### Task
Provide the number of lines of the records that include "screenshot", with no other content.

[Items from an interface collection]
--- --- ---

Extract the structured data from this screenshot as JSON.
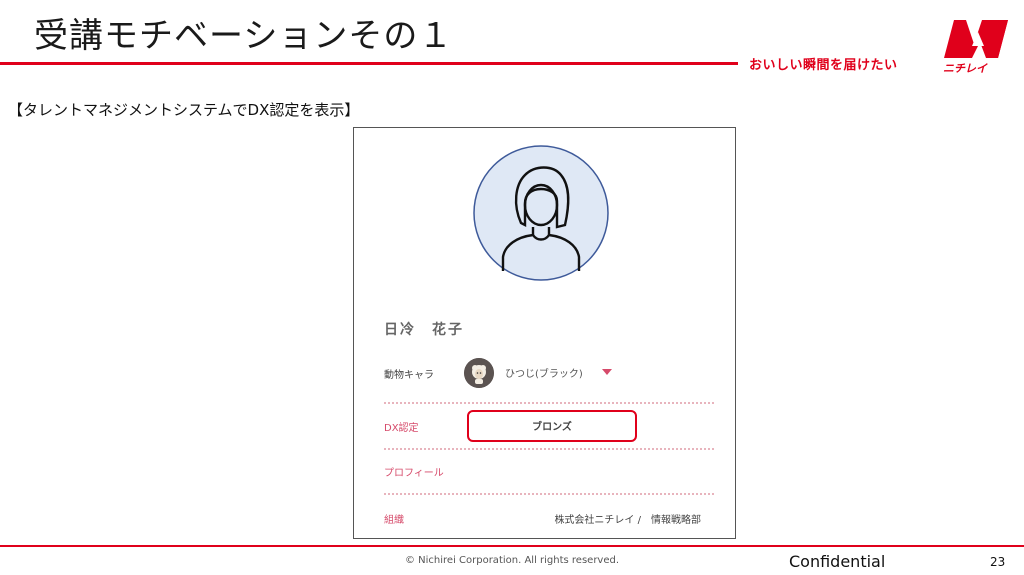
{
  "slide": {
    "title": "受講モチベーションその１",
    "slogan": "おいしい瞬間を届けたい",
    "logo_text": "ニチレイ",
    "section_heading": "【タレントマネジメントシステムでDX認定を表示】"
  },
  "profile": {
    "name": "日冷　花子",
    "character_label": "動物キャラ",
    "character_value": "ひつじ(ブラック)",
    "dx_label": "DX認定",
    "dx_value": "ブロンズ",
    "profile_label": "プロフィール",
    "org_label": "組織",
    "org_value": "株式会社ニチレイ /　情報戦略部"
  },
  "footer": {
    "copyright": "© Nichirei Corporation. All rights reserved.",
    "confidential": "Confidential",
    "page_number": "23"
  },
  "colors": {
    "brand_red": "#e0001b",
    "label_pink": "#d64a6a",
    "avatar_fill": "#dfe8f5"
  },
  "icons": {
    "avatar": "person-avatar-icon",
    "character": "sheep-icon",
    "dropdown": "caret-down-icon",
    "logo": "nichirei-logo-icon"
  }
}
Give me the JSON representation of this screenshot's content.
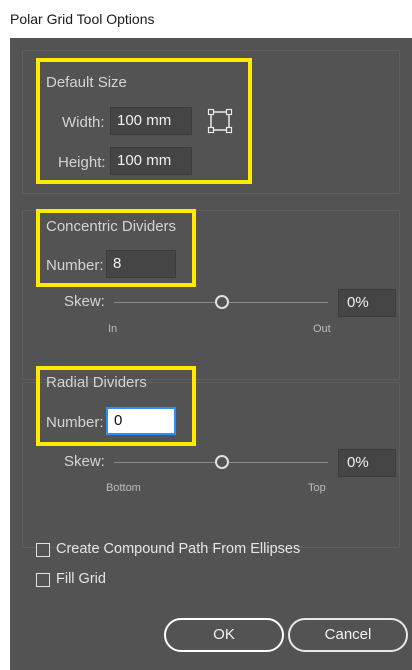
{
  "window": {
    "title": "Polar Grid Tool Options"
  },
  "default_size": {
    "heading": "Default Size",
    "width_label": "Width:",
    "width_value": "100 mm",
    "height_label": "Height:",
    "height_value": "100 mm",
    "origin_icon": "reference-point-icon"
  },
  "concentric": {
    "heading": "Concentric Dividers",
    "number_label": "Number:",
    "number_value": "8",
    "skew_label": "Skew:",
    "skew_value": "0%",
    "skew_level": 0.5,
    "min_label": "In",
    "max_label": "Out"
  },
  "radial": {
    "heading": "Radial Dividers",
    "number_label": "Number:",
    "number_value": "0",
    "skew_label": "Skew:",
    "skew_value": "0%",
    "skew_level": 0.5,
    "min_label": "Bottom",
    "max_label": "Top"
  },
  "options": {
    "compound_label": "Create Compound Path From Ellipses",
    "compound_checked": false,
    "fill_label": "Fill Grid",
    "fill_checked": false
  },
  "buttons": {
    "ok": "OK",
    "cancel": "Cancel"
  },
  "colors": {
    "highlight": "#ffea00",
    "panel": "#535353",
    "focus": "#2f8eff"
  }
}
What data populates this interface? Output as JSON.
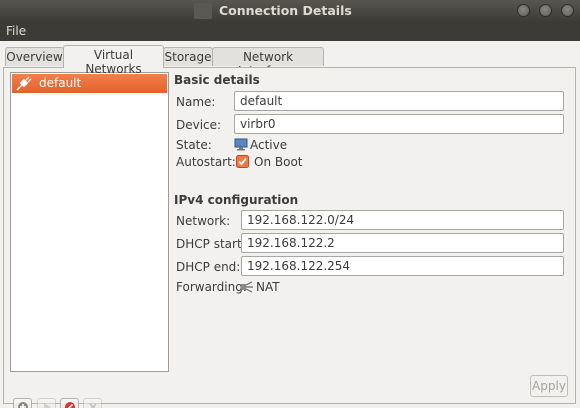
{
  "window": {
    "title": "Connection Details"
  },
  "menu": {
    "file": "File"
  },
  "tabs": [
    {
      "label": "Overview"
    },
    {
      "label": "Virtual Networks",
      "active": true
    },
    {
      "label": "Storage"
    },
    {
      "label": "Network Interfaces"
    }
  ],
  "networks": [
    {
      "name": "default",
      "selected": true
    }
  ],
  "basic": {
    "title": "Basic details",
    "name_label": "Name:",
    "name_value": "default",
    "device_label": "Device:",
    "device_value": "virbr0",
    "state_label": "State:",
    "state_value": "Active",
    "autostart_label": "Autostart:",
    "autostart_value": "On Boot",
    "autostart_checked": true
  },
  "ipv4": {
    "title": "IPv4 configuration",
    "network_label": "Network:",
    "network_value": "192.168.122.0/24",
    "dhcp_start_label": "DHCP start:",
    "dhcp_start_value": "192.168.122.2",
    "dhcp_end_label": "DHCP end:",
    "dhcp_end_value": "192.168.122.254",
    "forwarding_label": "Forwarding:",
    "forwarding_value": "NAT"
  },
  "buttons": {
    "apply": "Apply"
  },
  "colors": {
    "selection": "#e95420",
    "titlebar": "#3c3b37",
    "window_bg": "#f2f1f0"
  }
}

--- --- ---

### Answer to this problem
2